Phasing is a funny thing to try and explain. The majority of DJs and producers are pretty well aware of it, as it has become a staple in most DJs’ arsenals of live effects. But if prompted, how many of its users could actually explain what’s going on there sonically? Until this course, I would have pretty much drawn a blank. Legend has it that phasers were created to simulate the effect of two tape machines playing the same song simultaneously, but slightly out of sync by a constantly shifting amount. Phase shifting causes some frequencies to cancel each other out, which creates peaks and valleys in the frequency spectrum and very cool sonic effects. Don’t worry if that still sounds a bit confusing. It’s another example of an effect that is easier to mess around with than to explain, and even casual music fans will recognize phaser sounds when they hear them. Artists ranging from Eddie van Halen and Billy Joel to Queen and Daft Punk have made ample use of it, so why shouldn’t you?
Similarly to the other Soundtoys effects, PhaseMistress has an abundance of different parameters and presets that are useful in modifying the phasing effect. Throwing PhaseMistress on an otherwise static element can instantly transform it into something ever-shifting and far more dynamic. Check out how a couple different presets completely transformed the sound of this synthesizer loop.
Synthesizer Loop (No Effect)
Synthesizer Loop (PhaseMistress #1)
Synthesizer Loop (PhaseMistress #2)

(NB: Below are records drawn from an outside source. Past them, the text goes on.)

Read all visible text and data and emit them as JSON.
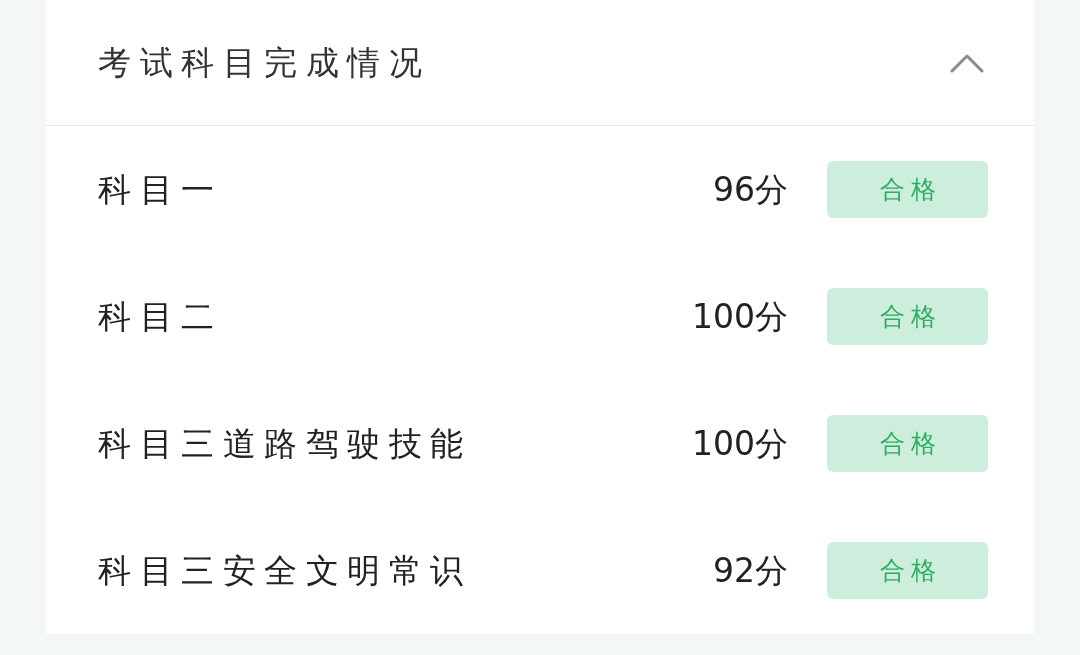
{
  "section": {
    "title": "考试科目完成情况",
    "expanded": true,
    "subjects": [
      {
        "name": "科目一",
        "score": "96分",
        "result": "合格"
      },
      {
        "name": "科目二",
        "score": "100分",
        "result": "合格"
      },
      {
        "name": "科目三道路驾驶技能",
        "score": "100分",
        "result": "合格"
      },
      {
        "name": "科目三安全文明常识",
        "score": "92分",
        "result": "合格"
      }
    ]
  }
}
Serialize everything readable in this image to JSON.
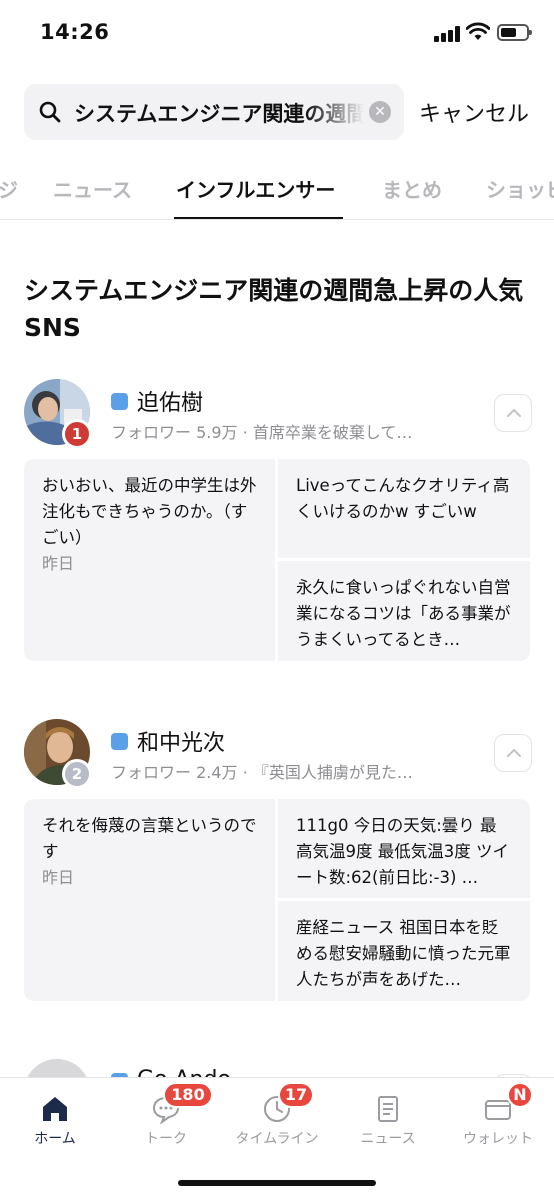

Although it has been treated as a separate effect by most modern music production and performance tools, the effect known commonly as flanging is actually just a specific kind of phasing that uses a delay line. Once again, this is a signature wooshing sound that you’re bound to recognize from pop music over the years. According to many rock historians, flanging was first used by Abbey Road engineer Ken Townsend while working with the Beatles on Revolver in 1966. Apparently John Lennon was looking for a more efficient way to record double-track vocals and coined the term based on a nonsensical explanation of the effect offered by their manager George Martin. One of the first songs to use flanging was “Tomorrow Never Knows,” and the transformative effect on Lennon’s vocals is a major reason why the album closer is now regarded as one of the group’s most groundbreaking recordings.
Digital plug-ins can now be used to emulate this classic analog effect, which is now more often used on guitars (ever heard of Jimi Henrix?) than vocals. Flanging can also be useful for resampling elements in dynamic genres like electro house and dubstep. Take a listen to the following guitar loop and the ways in which flanging can completely change its sonic character.
Guitar Loop (No Effects)
Guitar Loop (Flanger #1)
Guitar Loop (Flanger #2)
That concludes the effects-oriented curriculum of Level 2! Next time we’ll be taking a look at some select tips and techniques for applying these effects within a stem mix, before we move on to the mastering lessons. Finally, we’re going to have a Q&A session with our mixing and mastering guru Daniel Wyatt in the coming weeks ahead to provide answers to any production-related questions you might have. Feel free to include them in the comments below!
Check out previous episode of Dancing Astronaut Studios here.